When Rasheed Wallace signed with the Celtics in July, he was hailed as the potential missing link, the player to turn the Big Three into the Fantastic Four, the guy who could potentially help bring title No. 18 to Boston. These days, he's just struggling to get on the score sheet.
After going just 4-of-16 from the field and 0-for-8 from 3-point range in the Celtics' loss to the Magic on Friday and averaging career lows so far in scoring, rebounding and shooting percentage, is it fair to call Sheed a "bust," as Bill Doyle of the Worcester (Mass.) Telegram & Gazette did on Sunday?
Well, Wallace's 0-for-6 performance from the field for zero points — while earning his fifth technical foul of the season — in Sunday's narrow win over the Knicks doesn't exactly hurt the prosecution's case.
Gary Washburn of The Boston Globe took it a step further, suggesting after the game that Sheed's "slump is definitely in his head. … But we are definitely seeing the Rasheed of his later years in Detroit, when he turned into an ineffective distraction."
But Celtics coach Doc Rivers doesn't seem that worried about the lack of productivity out of his team's $19 million (over three seasons) investment.
"Obviously I would like more out of everyone, but we'll get more out of Rasheed," he told the Telegram & Gazette. "I'm not that concerned about Rasheed at all, honestly. I think as the year goes on, he'll keep getting in better shape, he'll keep figuring out his spots for us offensively and defensively."
Given that the 35-year-old Wallace is coming exclusively off the bench for the first time in his 15-year career, you'd expect a dip in his scoring and rebounding totals. But it's his shooting that has seen the most precipitous falloff.
The 6-foot-11 forward has struggled mightily with his shooting touch this fall, hitting a career low 36.7 percent from the field. After his second straight ohfer from beyond the arc on Sunday (0-for-3), his 3-point percentage is at a suspect 27.2. In his last nine games, Wallace is 7-for 48 from downtown, just 14.6 percent.
"It's just not going for me," Wallace said. "[But] I'm not worried about my offense now. It's still early in the season. I know I won't be shooting like this for the duration of the season."
Rivers also cited Wallace's age and relative fitness as a bit of a concern. "At 35," Doyle wrote, "Wallace admits he can't jump anymore and he's not as fast as he used to be. He tries to survive by being more of a heady player."
So does becoming "a heady player" mean that he's no longer willing or able to go down in the lane, post up opposing big men and bang bodies with the other tall trees?
That seems to be the case. For a man who's 6-foot-11, Sheed spends a surprisingly high percentage of his playing time on the perimeter and astoundingly has only 11 offensive rebounds all season.

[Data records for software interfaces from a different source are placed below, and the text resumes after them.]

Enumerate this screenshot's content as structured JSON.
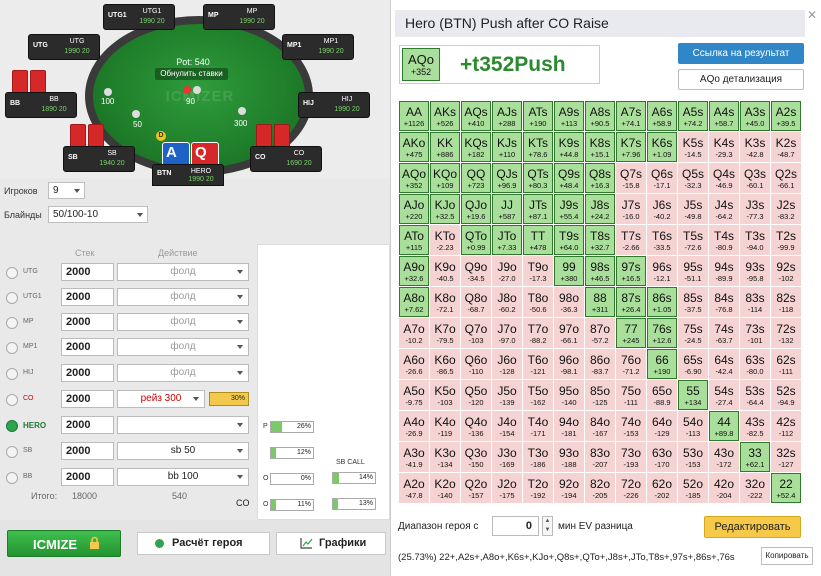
{
  "table": {
    "pot_label": "Pot: 540",
    "reset_label": "Обнулить ставки",
    "watermark": "ICMIZER",
    "dealer": "D",
    "bets": {
      "utg": "100",
      "sb": "50",
      "bb": "300",
      "hero_center": "90"
    },
    "players": [
      {
        "pos": "UTG1",
        "name": "UTG1",
        "stack": "1990 20"
      },
      {
        "pos": "MP",
        "name": "MP",
        "stack": "1990 20"
      },
      {
        "pos": "UTG",
        "name": "UTG",
        "stack": "1990 20"
      },
      {
        "pos": "MP1",
        "name": "MP1",
        "stack": "1990 20"
      },
      {
        "pos": "BB",
        "name": "BB",
        "stack": "1890 20"
      },
      {
        "pos": "HIJ",
        "name": "HIJ",
        "stack": "1990 20"
      },
      {
        "pos": "SB",
        "name": "SB",
        "stack": "1940 20"
      },
      {
        "pos": "CO",
        "name": "CO",
        "stack": "1690 20"
      },
      {
        "pos": "BTN",
        "name": "HERO",
        "stack": "1990 20"
      }
    ],
    "hero_cards": [
      "A",
      "Q"
    ]
  },
  "controls": {
    "players_label": "Игроков",
    "players_value": "9",
    "blinds_label": "Блайнды",
    "blinds_value": "50/100-10",
    "stack_head": "Стек",
    "action_head": "Действие"
  },
  "positions": [
    {
      "label": "UTG",
      "stack": "2000",
      "action": "фолд"
    },
    {
      "label": "UTG1",
      "stack": "2000",
      "action": "фолд"
    },
    {
      "label": "MP",
      "stack": "2000",
      "action": "фолд"
    },
    {
      "label": "MP1",
      "stack": "2000",
      "action": "фолд"
    },
    {
      "label": "HIJ",
      "stack": "2000",
      "action": "фолд"
    },
    {
      "label": "CO",
      "stack": "2000",
      "action": "рейз 300",
      "badge": "30%"
    },
    {
      "label": "HERO",
      "stack": "2000",
      "action": ""
    },
    {
      "label": "SB",
      "stack": "2000",
      "action": "sb 50"
    },
    {
      "label": "BB",
      "stack": "2000",
      "action": "bb 100"
    }
  ],
  "totals": {
    "label": "Итого:",
    "stack": "18000",
    "pot": "540",
    "pos": "CO"
  },
  "mini": {
    "p_label": "P",
    "p_val": "26%",
    "sb_val": "12%",
    "bb_val": "0%",
    "call_title": "SB CALL",
    "call_val": "14%",
    "call_val2": "13%",
    "o_lbl": "O",
    "m_val": "11%"
  },
  "buttons": {
    "icmize": "ICMIZE",
    "calc": "Расчёт героя",
    "graphs": "Графики"
  },
  "result": {
    "title": "Hero (BTN) Push after CO Raise",
    "hand": "AQo",
    "hand_ev": "+352",
    "push_text": "+t352Push",
    "link_btn": "Ссылка на результат",
    "detail_btn": "AQo детализация",
    "range_label": "Диапазон героя с",
    "range_value": "0",
    "range_label2": "мин EV разница",
    "edit_btn": "Редактировать",
    "range_text": "(25.73%) 22+,A2s+,A8o+,K6s+,KJo+,Q8s+,QTo+,J8s+,JTo,T8s+,97s+,86s+,76s",
    "copy_btn": "Копировать"
  },
  "matrix": [
    [
      [
        "AA",
        "+1126",
        1
      ],
      [
        "AKs",
        "+526",
        1
      ],
      [
        "AQs",
        "+410",
        1
      ],
      [
        "AJs",
        "+288",
        1
      ],
      [
        "ATs",
        "+190",
        1
      ],
      [
        "A9s",
        "+113",
        1
      ],
      [
        "A8s",
        "+90.5",
        1
      ],
      [
        "A7s",
        "+74.1",
        1
      ],
      [
        "A6s",
        "+58.9",
        1
      ],
      [
        "A5s",
        "+74.2",
        1
      ],
      [
        "A4s",
        "+58.7",
        1
      ],
      [
        "A3s",
        "+45.0",
        1
      ],
      [
        "A2s",
        "+39.5",
        1
      ]
    ],
    [
      [
        "AKo",
        "+475",
        1
      ],
      [
        "KK",
        "+886",
        1
      ],
      [
        "KQs",
        "+182",
        1
      ],
      [
        "KJs",
        "+110",
        1
      ],
      [
        "KTs",
        "+78.6",
        1
      ],
      [
        "K9s",
        "+44.8",
        1
      ],
      [
        "K8s",
        "+15.1",
        1
      ],
      [
        "K7s",
        "+7.96",
        1
      ],
      [
        "K6s",
        "+1.09",
        1
      ],
      [
        "K5s",
        "-14.5",
        0
      ],
      [
        "K4s",
        "-29.3",
        0
      ],
      [
        "K3s",
        "-42.8",
        0
      ],
      [
        "K2s",
        "-48.7",
        0
      ]
    ],
    [
      [
        "AQo",
        "+352",
        1
      ],
      [
        "KQo",
        "+109",
        1
      ],
      [
        "QQ",
        "+723",
        1
      ],
      [
        "QJs",
        "+96.9",
        1
      ],
      [
        "QTs",
        "+80.3",
        1
      ],
      [
        "Q9s",
        "+48.4",
        1
      ],
      [
        "Q8s",
        "+16.3",
        1
      ],
      [
        "Q7s",
        "-15.8",
        0
      ],
      [
        "Q6s",
        "-17.1",
        0
      ],
      [
        "Q5s",
        "-32.3",
        0
      ],
      [
        "Q4s",
        "-46.9",
        0
      ],
      [
        "Q3s",
        "-60.1",
        0
      ],
      [
        "Q2s",
        "-66.1",
        0
      ]
    ],
    [
      [
        "AJo",
        "+220",
        1
      ],
      [
        "KJo",
        "+32.5",
        1
      ],
      [
        "QJo",
        "+19.6",
        1
      ],
      [
        "JJ",
        "+587",
        1
      ],
      [
        "JTs",
        "+87.1",
        1
      ],
      [
        "J9s",
        "+55.4",
        1
      ],
      [
        "J8s",
        "+24.2",
        1
      ],
      [
        "J7s",
        "-16.0",
        0
      ],
      [
        "J6s",
        "-40.2",
        0
      ],
      [
        "J5s",
        "-49.8",
        0
      ],
      [
        "J4s",
        "-64.2",
        0
      ],
      [
        "J3s",
        "-77.3",
        0
      ],
      [
        "J2s",
        "-83.2",
        0
      ]
    ],
    [
      [
        "ATo",
        "+115",
        1
      ],
      [
        "KTo",
        "-2.23",
        0
      ],
      [
        "QTo",
        "+0.99",
        1
      ],
      [
        "JTo",
        "+7.33",
        1
      ],
      [
        "TT",
        "+478",
        1
      ],
      [
        "T9s",
        "+64.0",
        1
      ],
      [
        "T8s",
        "+32.7",
        1
      ],
      [
        "T7s",
        "-2.66",
        0
      ],
      [
        "T6s",
        "-33.5",
        0
      ],
      [
        "T5s",
        "-72.6",
        0
      ],
      [
        "T4s",
        "-80.9",
        0
      ],
      [
        "T3s",
        "-94.0",
        0
      ],
      [
        "T2s",
        "-99.9",
        0
      ]
    ],
    [
      [
        "A9o",
        "+32.6",
        1
      ],
      [
        "K9o",
        "-40.5",
        0
      ],
      [
        "Q9o",
        "-34.5",
        0
      ],
      [
        "J9o",
        "-27.0",
        0
      ],
      [
        "T9o",
        "-17.3",
        0
      ],
      [
        "99",
        "+380",
        1
      ],
      [
        "98s",
        "+46.5",
        1
      ],
      [
        "97s",
        "+16.5",
        1
      ],
      [
        "96s",
        "-12.1",
        0
      ],
      [
        "95s",
        "-51.1",
        0
      ],
      [
        "94s",
        "-89.9",
        0
      ],
      [
        "93s",
        "-95.8",
        0
      ],
      [
        "92s",
        "-102",
        0
      ]
    ],
    [
      [
        "A8o",
        "+7.62",
        1
      ],
      [
        "K8o",
        "-72.1",
        0
      ],
      [
        "Q8o",
        "-68.7",
        0
      ],
      [
        "J8o",
        "-60.2",
        0
      ],
      [
        "T8o",
        "-50.6",
        0
      ],
      [
        "98o",
        "-36.3",
        0
      ],
      [
        "88",
        "+311",
        1
      ],
      [
        "87s",
        "+26.4",
        1
      ],
      [
        "86s",
        "+1.05",
        1
      ],
      [
        "85s",
        "-37.5",
        0
      ],
      [
        "84s",
        "-76.8",
        0
      ],
      [
        "83s",
        "-114",
        0
      ],
      [
        "82s",
        "-118",
        0
      ]
    ],
    [
      [
        "A7o",
        "-10.2",
        0
      ],
      [
        "K7o",
        "-79.5",
        0
      ],
      [
        "Q7o",
        "-103",
        0
      ],
      [
        "J7o",
        "-97.0",
        0
      ],
      [
        "T7o",
        "-88.2",
        0
      ],
      [
        "97o",
        "-66.1",
        0
      ],
      [
        "87o",
        "-57.2",
        0
      ],
      [
        "77",
        "+245",
        1
      ],
      [
        "76s",
        "+12.6",
        1
      ],
      [
        "75s",
        "-24.5",
        0
      ],
      [
        "74s",
        "-63.7",
        0
      ],
      [
        "73s",
        "-101",
        0
      ],
      [
        "72s",
        "-132",
        0
      ]
    ],
    [
      [
        "A6o",
        "-26.6",
        0
      ],
      [
        "K6o",
        "-86.5",
        0
      ],
      [
        "Q6o",
        "-110",
        0
      ],
      [
        "J6o",
        "-128",
        0
      ],
      [
        "T6o",
        "-121",
        0
      ],
      [
        "96o",
        "-98.1",
        0
      ],
      [
        "86o",
        "-83.7",
        0
      ],
      [
        "76o",
        "-71.2",
        0
      ],
      [
        "66",
        "+190",
        1
      ],
      [
        "65s",
        "-6.90",
        0
      ],
      [
        "64s",
        "-42.4",
        0
      ],
      [
        "63s",
        "-80.0",
        0
      ],
      [
        "62s",
        "-111",
        0
      ]
    ],
    [
      [
        "A5o",
        "-9.75",
        0
      ],
      [
        "K5o",
        "-103",
        0
      ],
      [
        "Q5o",
        "-120",
        0
      ],
      [
        "J5o",
        "-139",
        0
      ],
      [
        "T5o",
        "-162",
        0
      ],
      [
        "95o",
        "-140",
        0
      ],
      [
        "85o",
        "-125",
        0
      ],
      [
        "75o",
        "-111",
        0
      ],
      [
        "65o",
        "-88.9",
        0
      ],
      [
        "55",
        "+134",
        1
      ],
      [
        "54s",
        "-27.4",
        0
      ],
      [
        "53s",
        "-64.4",
        0
      ],
      [
        "52s",
        "-94.9",
        0
      ]
    ],
    [
      [
        "A4o",
        "-26.9",
        0
      ],
      [
        "K4o",
        "-119",
        0
      ],
      [
        "Q4o",
        "-136",
        0
      ],
      [
        "J4o",
        "-154",
        0
      ],
      [
        "T4o",
        "-171",
        0
      ],
      [
        "94o",
        "-181",
        0
      ],
      [
        "84o",
        "-167",
        0
      ],
      [
        "74o",
        "-153",
        0
      ],
      [
        "64o",
        "-129",
        0
      ],
      [
        "54o",
        "-113",
        0
      ],
      [
        "44",
        "+89.8",
        1
      ],
      [
        "43s",
        "-82.5",
        0
      ],
      [
        "42s",
        "-112",
        0
      ]
    ],
    [
      [
        "A3o",
        "-41.9",
        0
      ],
      [
        "K3o",
        "-134",
        0
      ],
      [
        "Q3o",
        "-150",
        0
      ],
      [
        "J3o",
        "-169",
        0
      ],
      [
        "T3o",
        "-186",
        0
      ],
      [
        "93o",
        "-188",
        0
      ],
      [
        "83o",
        "-207",
        0
      ],
      [
        "73o",
        "-193",
        0
      ],
      [
        "63o",
        "-170",
        0
      ],
      [
        "53o",
        "-153",
        0
      ],
      [
        "43o",
        "-172",
        0
      ],
      [
        "33",
        "+62.1",
        1
      ],
      [
        "32s",
        "-127",
        0
      ]
    ],
    [
      [
        "A2o",
        "-47.8",
        0
      ],
      [
        "K2o",
        "-140",
        0
      ],
      [
        "Q2o",
        "-157",
        0
      ],
      [
        "J2o",
        "-175",
        0
      ],
      [
        "T2o",
        "-192",
        0
      ],
      [
        "92o",
        "-194",
        0
      ],
      [
        "82o",
        "-205",
        0
      ],
      [
        "72o",
        "-226",
        0
      ],
      [
        "62o",
        "-202",
        0
      ],
      [
        "52o",
        "-185",
        0
      ],
      [
        "42o",
        "-204",
        0
      ],
      [
        "32o",
        "-222",
        0
      ],
      [
        "22",
        "+52.4",
        1
      ]
    ]
  ]
}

In fact, he got called out by Rivers after the C's win over Golden State on Wednesday for being too quick to resort to the 3-point ball.

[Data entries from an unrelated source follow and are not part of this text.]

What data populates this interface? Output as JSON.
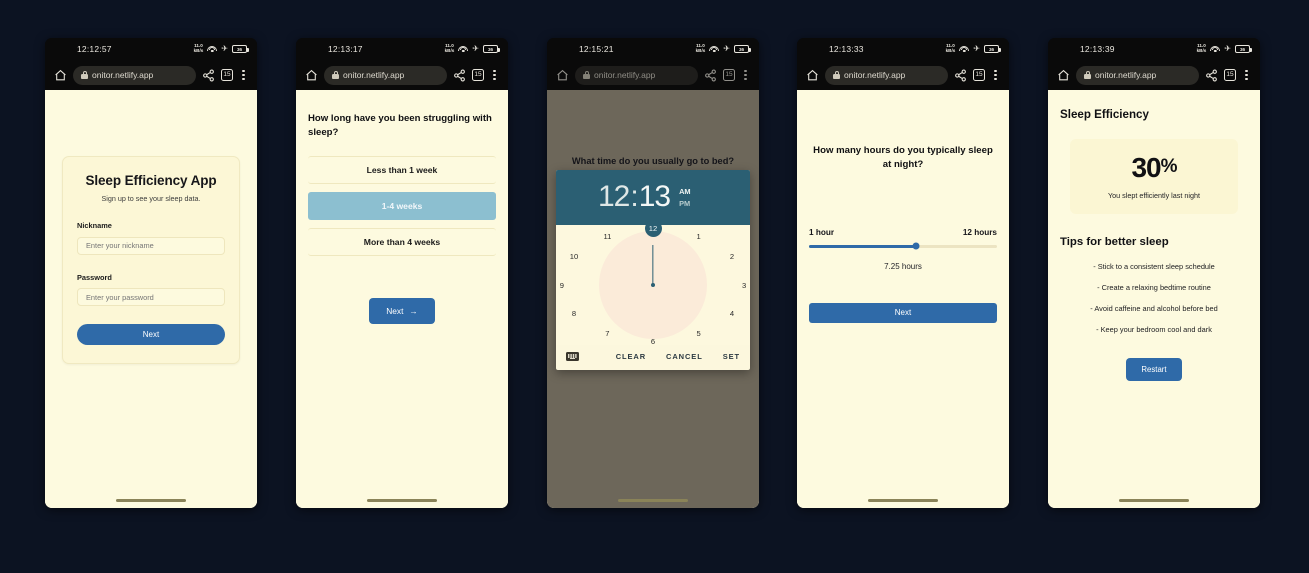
{
  "browser": {
    "url": "onitor.netlify.app",
    "tab_count": "15",
    "icons": {
      "home": "home-icon",
      "lock": "lock-icon",
      "share": "share-icon",
      "tabs": "tab-switcher-icon",
      "menu": "overflow-menu-icon"
    }
  },
  "status_icons": {
    "network_speed_top": "11.0",
    "network_speed_bottom": "kB/s",
    "wifi": "wifi-icon",
    "airplane": "✈",
    "battery_level": "36"
  },
  "phones": [
    {
      "time": "12:12:57",
      "screen": "signup",
      "app_title": "Sleep Efficiency App",
      "subtitle": "Sign up to see your sleep data.",
      "fields": [
        {
          "label": "Nickname",
          "placeholder": "Enter your nickname",
          "value": ""
        },
        {
          "label": "Password",
          "placeholder": "Enter your password",
          "value": ""
        }
      ],
      "next_label": "Next"
    },
    {
      "time": "12:13:17",
      "screen": "duration",
      "question": "How long have you been struggling with sleep?",
      "options": [
        {
          "label": "Less than 1 week",
          "selected": false
        },
        {
          "label": "1-4 weeks",
          "selected": true
        },
        {
          "label": "More than 4 weeks",
          "selected": false
        }
      ],
      "next_label": "Next",
      "next_arrow": "→"
    },
    {
      "time": "12:15:21",
      "screen": "bedtime",
      "question": "What time do you usually go to bed?",
      "time_picker": {
        "hour": "12",
        "colon": ":",
        "minute": "13",
        "am": "AM",
        "pm": "PM",
        "selected_meridiem": "AM",
        "clock_numbers": [
          "1",
          "2",
          "3",
          "4",
          "5",
          "6",
          "7",
          "8",
          "9",
          "10",
          "11",
          "12"
        ],
        "selected_number": "12",
        "keyboard_icon": "keyboard-icon",
        "clear_label": "CLEAR",
        "cancel_label": "CANCEL",
        "set_label": "SET"
      }
    },
    {
      "time": "12:13:33",
      "screen": "hours",
      "question": "How many hours do you typically sleep at night?",
      "slider": {
        "min_label": "1 hour",
        "max_label": "12 hours",
        "value_label": "7.25 hours",
        "fill_percent": 57
      },
      "next_label": "Next"
    },
    {
      "time": "12:13:39",
      "screen": "results",
      "title": "Sleep Efficiency",
      "percent": "30",
      "percent_symbol": "%",
      "caption": "You slept efficiently last night",
      "tips_title": "Tips for better sleep",
      "tips": [
        "- Stick to a consistent sleep schedule",
        "- Create a relaxing bedtime routine",
        "- Avoid caffeine and alcohol before bed",
        "- Keep your bedroom cool and dark"
      ],
      "restart_label": "Restart"
    }
  ],
  "colors": {
    "page_bg": "#fdfadf",
    "accent_blue": "#2f6aa8",
    "teal": "#2b5f73",
    "selected_option": "#8cbfd0",
    "desktop_bg": "#0c1322"
  }
}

"I got on him, and I rarely do, about the 3s," Rivers told The Globe, "because even though he was wide open … we had just taken two quick ones."

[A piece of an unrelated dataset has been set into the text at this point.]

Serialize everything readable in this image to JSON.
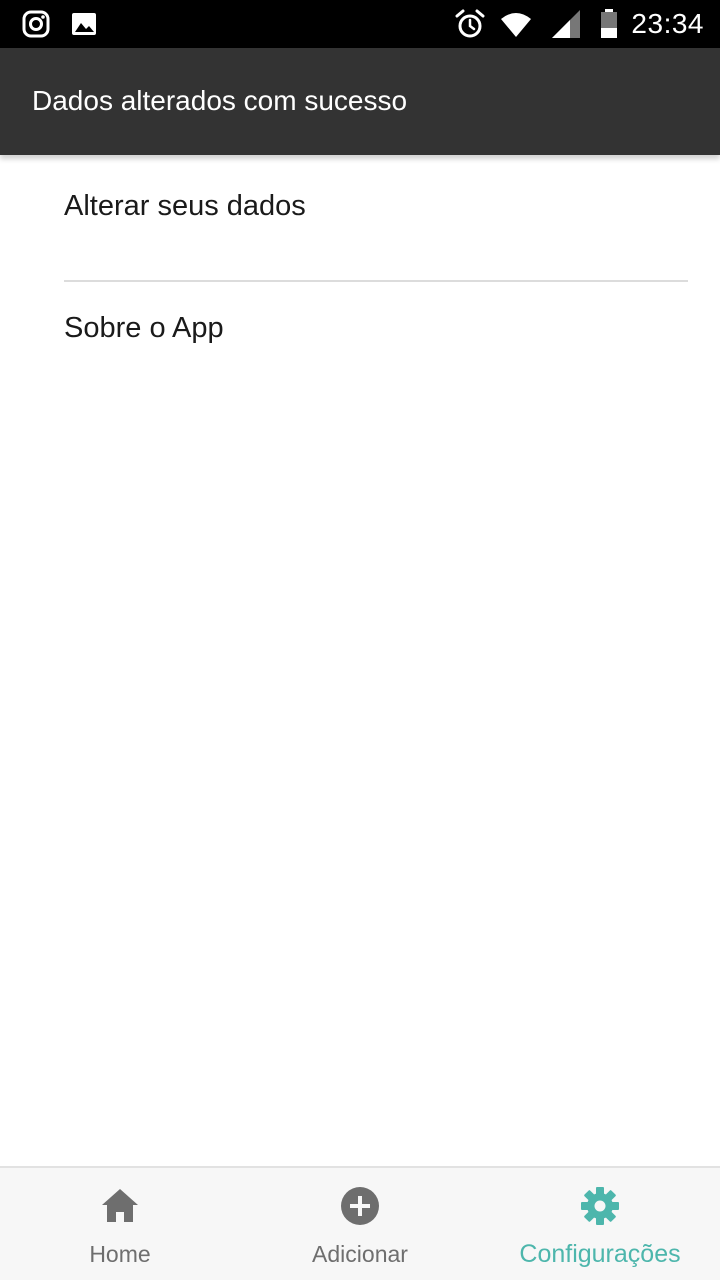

To be fair, over the last nine full seasons, Wallace has taken an average of 293 3-pointers, so hoisting up the treys has been a big part of his game. But over that period, he hit on 34.8 percent of his bombs, and if he were connecting at that rate, it's less likely that Rivers would have a problem with it.
It's clear that the Wallace the Celtics have gotten this season hasn't been the same Wallace we've seen over the first 15 years of his career. But then again, Sheed wasn't brought in to be the same player he's been for the last 15 years.
Wallace hasn't been on a team before with three players of the caliber of Paul Pierce, Kevin Garnett and Ray Allen. He no longer needs to be "the man." Furthermore, we've heard nothing to suggest he's uncomfortable coming off the bench, even though he's averaging a career-low of under 22 minutes played per game.
On the bright side, however, the Celtics are still 10-4. No, they're not exactly on pace to best the Bulls' 72-10 mark that Wallace suggested the C's could challenge. But they're already on top of the Atlantic Division by four games and appear to be in line for at least a top-three seed in the playoffs.
Wallace has not been playing his best basketball, but the Celtics are having a pretty good amount of success despite that. If Sheed is able to get back on track as the season goes on, perhaps bringing an 18th title to the Hub won't seem that unrealistic after all.